At the very least, one would hope that any such journalism would come with extensive disclosures and disclaimers. Blodget was happy to do that when he was writing for Slate, but there’s nothing that detailed at the Business Insider. Instead, his bio there goes into no real detail at all about his fines and banishments:
From 1994-2001, Henry worked on Wall Street at Prudential Securities, Oppenheimer & Co., and Merrill Lynch. He ran Merrill’s global Internet research practice and was ranked the No. 1 Internet and eCommerce analyst on Wall Street by Institutional Investor and Greenwich Associates. He was later keelhauled by then-Attorney General Eliot Spitzer over conflicts of interest between research and banking.
At Bloomberg, there was no disclosure at all of Whitney’s past. Whitney, a freelancer, was fired by Bloomberg yesterday, along with other freelancers on the TV side. Bloomberg’s spokeswoman, Judith Czelusniak, refused to answer questions about whether Bloomberg freelancers are held to the same standards as full-time employees, whether it is acceptable for journalists to have run into this kind of trouble with regulators, and whether or not the discovery of Whitney’s past was the reason for his dismissal.
My feeling is that there are enough highly-qualified journalists looking for work out there that it’s not necessary to bring into the journalism industry people who have been dishonorably kicked out of the securities industry. But if you are going to do that, at least be open about it.
Update: Of course none of this is as bad as Thom Calandra’s bio where he’s plugging his latest investment newsletter:
Thom co-founded and was the editorial spirit of CBS MarketWatch, MarketWatch.com and FT MarketWatch in Europe.
As the voice of Thom Calandra’s StockWatch and The Calandra Report, Thom fancied $300-ounce gold before that metal became an investment rage.
Not mentioned at all is the fact that he was fined $540,000 by the SEC for pumping-and-dumping illiquid stocks while atThe Calandra Report.
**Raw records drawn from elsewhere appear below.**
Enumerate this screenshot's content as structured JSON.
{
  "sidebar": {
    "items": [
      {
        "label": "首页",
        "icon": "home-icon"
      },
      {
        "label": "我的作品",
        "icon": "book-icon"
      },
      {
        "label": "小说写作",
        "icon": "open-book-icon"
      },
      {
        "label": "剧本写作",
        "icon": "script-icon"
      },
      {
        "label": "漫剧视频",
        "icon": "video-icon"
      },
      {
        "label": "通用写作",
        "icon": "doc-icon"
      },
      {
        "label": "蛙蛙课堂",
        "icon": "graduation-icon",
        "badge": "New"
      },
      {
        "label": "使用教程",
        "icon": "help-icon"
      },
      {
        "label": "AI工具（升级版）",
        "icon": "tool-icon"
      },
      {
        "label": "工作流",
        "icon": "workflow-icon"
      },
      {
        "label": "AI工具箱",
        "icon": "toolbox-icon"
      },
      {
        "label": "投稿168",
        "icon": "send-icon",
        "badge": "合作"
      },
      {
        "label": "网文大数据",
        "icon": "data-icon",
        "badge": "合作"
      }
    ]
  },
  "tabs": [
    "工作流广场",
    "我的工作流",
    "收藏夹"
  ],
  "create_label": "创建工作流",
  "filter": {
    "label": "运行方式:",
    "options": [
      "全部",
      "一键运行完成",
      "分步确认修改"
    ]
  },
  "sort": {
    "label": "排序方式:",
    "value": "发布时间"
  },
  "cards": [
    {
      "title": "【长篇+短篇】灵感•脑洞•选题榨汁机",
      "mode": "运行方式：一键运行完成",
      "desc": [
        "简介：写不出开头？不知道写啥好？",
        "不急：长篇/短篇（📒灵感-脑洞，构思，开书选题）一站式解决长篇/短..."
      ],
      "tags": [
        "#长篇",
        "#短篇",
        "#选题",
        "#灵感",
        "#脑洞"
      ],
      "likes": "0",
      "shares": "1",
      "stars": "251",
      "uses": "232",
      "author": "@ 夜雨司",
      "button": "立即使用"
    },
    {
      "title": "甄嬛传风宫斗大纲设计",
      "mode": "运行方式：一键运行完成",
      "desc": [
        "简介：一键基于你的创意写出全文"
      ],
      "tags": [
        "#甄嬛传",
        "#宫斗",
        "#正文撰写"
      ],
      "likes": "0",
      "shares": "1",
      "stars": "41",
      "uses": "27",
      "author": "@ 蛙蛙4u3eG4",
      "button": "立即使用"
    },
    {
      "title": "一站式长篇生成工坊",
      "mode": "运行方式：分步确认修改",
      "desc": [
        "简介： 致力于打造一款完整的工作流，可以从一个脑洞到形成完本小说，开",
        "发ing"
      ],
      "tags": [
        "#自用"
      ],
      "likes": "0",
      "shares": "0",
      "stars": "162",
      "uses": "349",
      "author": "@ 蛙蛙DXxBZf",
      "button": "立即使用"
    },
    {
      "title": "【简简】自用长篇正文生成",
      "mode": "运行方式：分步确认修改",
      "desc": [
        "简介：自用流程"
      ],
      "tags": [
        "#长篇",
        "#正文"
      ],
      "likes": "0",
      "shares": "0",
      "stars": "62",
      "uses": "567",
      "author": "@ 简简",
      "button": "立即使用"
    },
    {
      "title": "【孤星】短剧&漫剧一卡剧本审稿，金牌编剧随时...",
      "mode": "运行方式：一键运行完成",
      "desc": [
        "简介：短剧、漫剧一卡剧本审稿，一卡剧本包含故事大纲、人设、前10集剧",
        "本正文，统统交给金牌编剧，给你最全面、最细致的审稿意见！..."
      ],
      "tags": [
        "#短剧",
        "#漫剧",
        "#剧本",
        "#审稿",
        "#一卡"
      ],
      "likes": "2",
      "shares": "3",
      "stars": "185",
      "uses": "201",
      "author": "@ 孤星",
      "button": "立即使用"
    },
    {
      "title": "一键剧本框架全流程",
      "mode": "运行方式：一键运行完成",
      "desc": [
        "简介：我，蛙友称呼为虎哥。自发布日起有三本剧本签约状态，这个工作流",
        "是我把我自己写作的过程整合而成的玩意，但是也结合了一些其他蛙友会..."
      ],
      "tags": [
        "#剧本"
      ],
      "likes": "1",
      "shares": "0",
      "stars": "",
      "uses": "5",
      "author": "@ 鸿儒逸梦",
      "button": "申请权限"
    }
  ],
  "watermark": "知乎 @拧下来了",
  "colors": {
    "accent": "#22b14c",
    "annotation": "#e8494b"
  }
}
But I don’t really consider investment newsletters to be journalism in the first place.